Start of Material for this exercise

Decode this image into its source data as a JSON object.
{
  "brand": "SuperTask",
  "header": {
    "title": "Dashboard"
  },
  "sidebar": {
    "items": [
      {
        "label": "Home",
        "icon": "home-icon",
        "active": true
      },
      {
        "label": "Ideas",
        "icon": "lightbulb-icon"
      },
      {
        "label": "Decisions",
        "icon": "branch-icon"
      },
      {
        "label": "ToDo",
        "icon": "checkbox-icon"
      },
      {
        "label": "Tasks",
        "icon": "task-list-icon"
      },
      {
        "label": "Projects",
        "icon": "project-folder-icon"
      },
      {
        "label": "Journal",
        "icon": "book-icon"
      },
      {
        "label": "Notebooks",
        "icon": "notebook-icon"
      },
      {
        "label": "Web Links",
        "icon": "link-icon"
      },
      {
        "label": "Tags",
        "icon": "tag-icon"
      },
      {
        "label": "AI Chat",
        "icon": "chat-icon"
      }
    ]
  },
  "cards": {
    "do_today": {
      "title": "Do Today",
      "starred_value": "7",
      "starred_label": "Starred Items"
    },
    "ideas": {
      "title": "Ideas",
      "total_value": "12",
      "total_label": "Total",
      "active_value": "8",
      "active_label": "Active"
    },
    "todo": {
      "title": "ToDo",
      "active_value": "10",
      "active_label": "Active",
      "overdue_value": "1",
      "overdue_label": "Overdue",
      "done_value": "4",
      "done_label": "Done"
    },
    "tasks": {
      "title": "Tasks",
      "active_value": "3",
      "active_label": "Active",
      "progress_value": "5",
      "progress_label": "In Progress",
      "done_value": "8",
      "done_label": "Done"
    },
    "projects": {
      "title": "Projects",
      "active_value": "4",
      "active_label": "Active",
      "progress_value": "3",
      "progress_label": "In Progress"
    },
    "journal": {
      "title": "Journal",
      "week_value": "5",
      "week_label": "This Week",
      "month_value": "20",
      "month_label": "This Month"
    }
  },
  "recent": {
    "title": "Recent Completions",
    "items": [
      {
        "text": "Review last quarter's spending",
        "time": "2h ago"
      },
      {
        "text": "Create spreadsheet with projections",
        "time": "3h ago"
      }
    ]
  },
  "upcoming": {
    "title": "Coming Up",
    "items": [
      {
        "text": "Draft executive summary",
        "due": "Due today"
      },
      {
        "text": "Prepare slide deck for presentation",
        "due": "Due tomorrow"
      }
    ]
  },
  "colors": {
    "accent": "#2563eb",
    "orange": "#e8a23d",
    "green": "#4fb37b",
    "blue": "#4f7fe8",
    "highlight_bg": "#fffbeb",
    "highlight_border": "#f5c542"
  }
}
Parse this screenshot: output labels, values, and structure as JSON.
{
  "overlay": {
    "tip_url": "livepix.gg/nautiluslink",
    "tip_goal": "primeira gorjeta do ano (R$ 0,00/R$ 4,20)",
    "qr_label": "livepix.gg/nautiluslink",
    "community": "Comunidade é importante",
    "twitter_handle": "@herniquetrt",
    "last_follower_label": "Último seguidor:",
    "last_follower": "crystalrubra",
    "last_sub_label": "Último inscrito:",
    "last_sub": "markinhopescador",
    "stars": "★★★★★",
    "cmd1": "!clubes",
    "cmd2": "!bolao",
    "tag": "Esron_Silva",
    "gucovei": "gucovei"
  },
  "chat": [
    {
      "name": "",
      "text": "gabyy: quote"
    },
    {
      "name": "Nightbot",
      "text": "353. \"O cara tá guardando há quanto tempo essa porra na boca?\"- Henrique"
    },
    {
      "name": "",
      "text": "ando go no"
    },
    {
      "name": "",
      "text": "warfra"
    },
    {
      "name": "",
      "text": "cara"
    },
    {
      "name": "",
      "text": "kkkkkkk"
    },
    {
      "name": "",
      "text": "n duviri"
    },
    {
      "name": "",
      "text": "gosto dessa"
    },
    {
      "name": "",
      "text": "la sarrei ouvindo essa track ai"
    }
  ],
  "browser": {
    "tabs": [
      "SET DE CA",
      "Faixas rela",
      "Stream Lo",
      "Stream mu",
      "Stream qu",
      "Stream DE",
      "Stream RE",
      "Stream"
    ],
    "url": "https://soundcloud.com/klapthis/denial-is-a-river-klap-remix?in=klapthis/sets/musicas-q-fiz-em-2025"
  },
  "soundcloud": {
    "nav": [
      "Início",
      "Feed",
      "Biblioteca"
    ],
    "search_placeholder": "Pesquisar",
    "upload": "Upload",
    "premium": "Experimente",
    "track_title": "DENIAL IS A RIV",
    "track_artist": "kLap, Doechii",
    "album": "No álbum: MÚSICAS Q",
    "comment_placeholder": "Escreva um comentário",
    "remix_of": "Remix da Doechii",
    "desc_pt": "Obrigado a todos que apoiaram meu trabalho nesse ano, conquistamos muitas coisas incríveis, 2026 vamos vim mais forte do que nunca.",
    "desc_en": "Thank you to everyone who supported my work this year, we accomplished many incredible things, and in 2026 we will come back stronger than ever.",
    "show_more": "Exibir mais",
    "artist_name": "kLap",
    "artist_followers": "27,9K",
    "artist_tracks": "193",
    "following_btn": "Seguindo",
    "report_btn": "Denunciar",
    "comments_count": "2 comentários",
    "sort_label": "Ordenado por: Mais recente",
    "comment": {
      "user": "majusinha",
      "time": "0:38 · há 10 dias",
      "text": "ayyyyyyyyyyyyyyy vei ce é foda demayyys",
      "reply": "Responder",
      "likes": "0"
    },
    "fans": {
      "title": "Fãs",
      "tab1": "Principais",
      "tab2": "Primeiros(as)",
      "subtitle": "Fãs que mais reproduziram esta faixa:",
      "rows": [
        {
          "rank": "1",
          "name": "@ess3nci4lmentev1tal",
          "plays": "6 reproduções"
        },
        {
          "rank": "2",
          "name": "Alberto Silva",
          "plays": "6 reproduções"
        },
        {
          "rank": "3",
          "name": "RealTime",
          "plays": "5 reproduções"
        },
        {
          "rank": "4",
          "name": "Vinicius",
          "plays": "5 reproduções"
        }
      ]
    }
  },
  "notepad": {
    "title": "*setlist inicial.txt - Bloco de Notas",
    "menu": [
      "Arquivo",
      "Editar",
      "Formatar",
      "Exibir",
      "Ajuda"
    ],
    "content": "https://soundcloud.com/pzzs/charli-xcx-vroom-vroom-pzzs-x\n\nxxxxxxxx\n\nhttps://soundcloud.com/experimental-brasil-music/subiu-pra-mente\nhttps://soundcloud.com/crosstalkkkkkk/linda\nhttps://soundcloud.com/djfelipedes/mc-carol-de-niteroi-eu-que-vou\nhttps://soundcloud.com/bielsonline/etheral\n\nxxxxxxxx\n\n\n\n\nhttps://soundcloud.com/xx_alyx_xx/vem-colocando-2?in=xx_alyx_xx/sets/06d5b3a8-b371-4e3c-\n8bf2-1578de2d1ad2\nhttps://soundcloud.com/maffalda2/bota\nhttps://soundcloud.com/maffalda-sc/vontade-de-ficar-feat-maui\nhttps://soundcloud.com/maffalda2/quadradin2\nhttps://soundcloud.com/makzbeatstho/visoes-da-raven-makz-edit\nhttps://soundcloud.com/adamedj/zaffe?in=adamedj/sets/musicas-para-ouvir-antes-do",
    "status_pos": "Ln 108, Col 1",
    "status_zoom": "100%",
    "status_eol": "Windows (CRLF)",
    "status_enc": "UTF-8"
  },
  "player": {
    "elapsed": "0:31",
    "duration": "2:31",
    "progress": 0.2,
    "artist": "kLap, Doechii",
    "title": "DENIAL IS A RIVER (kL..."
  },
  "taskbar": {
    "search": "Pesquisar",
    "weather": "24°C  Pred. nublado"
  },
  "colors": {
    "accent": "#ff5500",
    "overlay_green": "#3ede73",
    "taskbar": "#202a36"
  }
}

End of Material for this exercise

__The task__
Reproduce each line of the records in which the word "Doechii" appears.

__Expected answer__
    "track_artist": "kLap, Doechii",
    "remix_of": "Remix da Doechii",
    "artist": "kLap, Doechii",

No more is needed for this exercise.